The Gemara explains that our Mishna is describing a situation that took place when the Jews were living under foreign rule which forbade them from practicing certain aspects of their religion – among them religious marriage and divorce. In such a situation, as soon as the divorce took effect, the geṭ itself was destroyed in order to keep any evidence from being found.

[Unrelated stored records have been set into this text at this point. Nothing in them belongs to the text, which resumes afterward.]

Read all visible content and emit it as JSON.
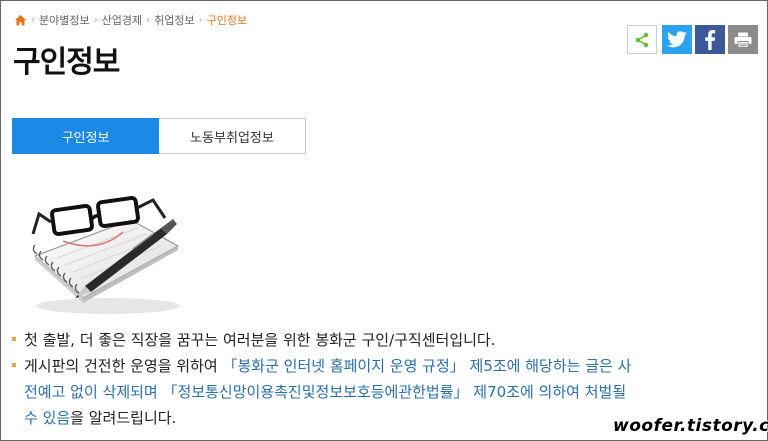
{
  "breadcrumb": {
    "items": [
      "분야별정보",
      "산업경제",
      "취업정보"
    ],
    "current": "구인정보"
  },
  "page_title": "구인정보",
  "share_bar": {
    "icons": [
      "share-icon",
      "twitter-icon",
      "facebook-icon",
      "print-icon"
    ],
    "colors": {
      "twitter": "#2aa3ef",
      "facebook": "#3b5998",
      "print": "#8c8c8c",
      "share": "#6dbb3a"
    }
  },
  "tabs": [
    {
      "label": "구인정보",
      "active": true
    },
    {
      "label": "노동부취업정보",
      "active": false
    }
  ],
  "info": {
    "line1": "첫 출발, 더 좋은 직장을 꿈꾸는 여러분을 위한 봉화군 구인/구직센터입니다.",
    "line2_a": "게시판의 건전한 운영을 위하여 ",
    "line2_link": "「봉화군 인터넷 홈페이지 운영 규정」",
    "line2_b": " 제5조에 해당하는 글은 사",
    "line2_c": "전예고 없이 삭제되며 ",
    "line2_link2": "「정보통신망이용촉진및정보보호등에관한법률」",
    "line2_d": " 제70조에 의하여 처벌될",
    "line2_e": "수 있음을 알려드립니다."
  },
  "watermark": "woofer.tistory.com",
  "colors": {
    "accent": "#1a8ae6",
    "breadcrumb_current": "#e8731a",
    "link": "#2a6fb0"
  }
}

The Rambam understands the rule of the Mishna to be teaching that the witnesses must attest to the fact that the geṭ was destroyed. According to other rishonim the point is not that the geṭ was destroyed; all that is really of interest to us is that the sheliaḥ leikabalah received the geṭ, which takes effect immediately, since the sheliah leikabalah represents the woman. That is all the witnesses need to testify about. By mentioning that the geṭ was destroyed, the Mishnah is merely offering an explanation of what happened to the document, but it is not an essential part of their testimony.
With regard to the need for witnesses who will testify to two separate issues:
- that the woman appointed this person to be her sheliah leikabalah, and
- that the sheliah leikabalah actually received the geṭ on her behalf.
Tosafot suggests that we may have thought it unlikely that the same two people witnessed both of these events, since they took place at different times and places, and if the same two witnesses testified about both, perhaps we may have suspected them of lying. That is why there is some measure of ḥiddush – a novel point – in a ruling that accepts their testimony for both events.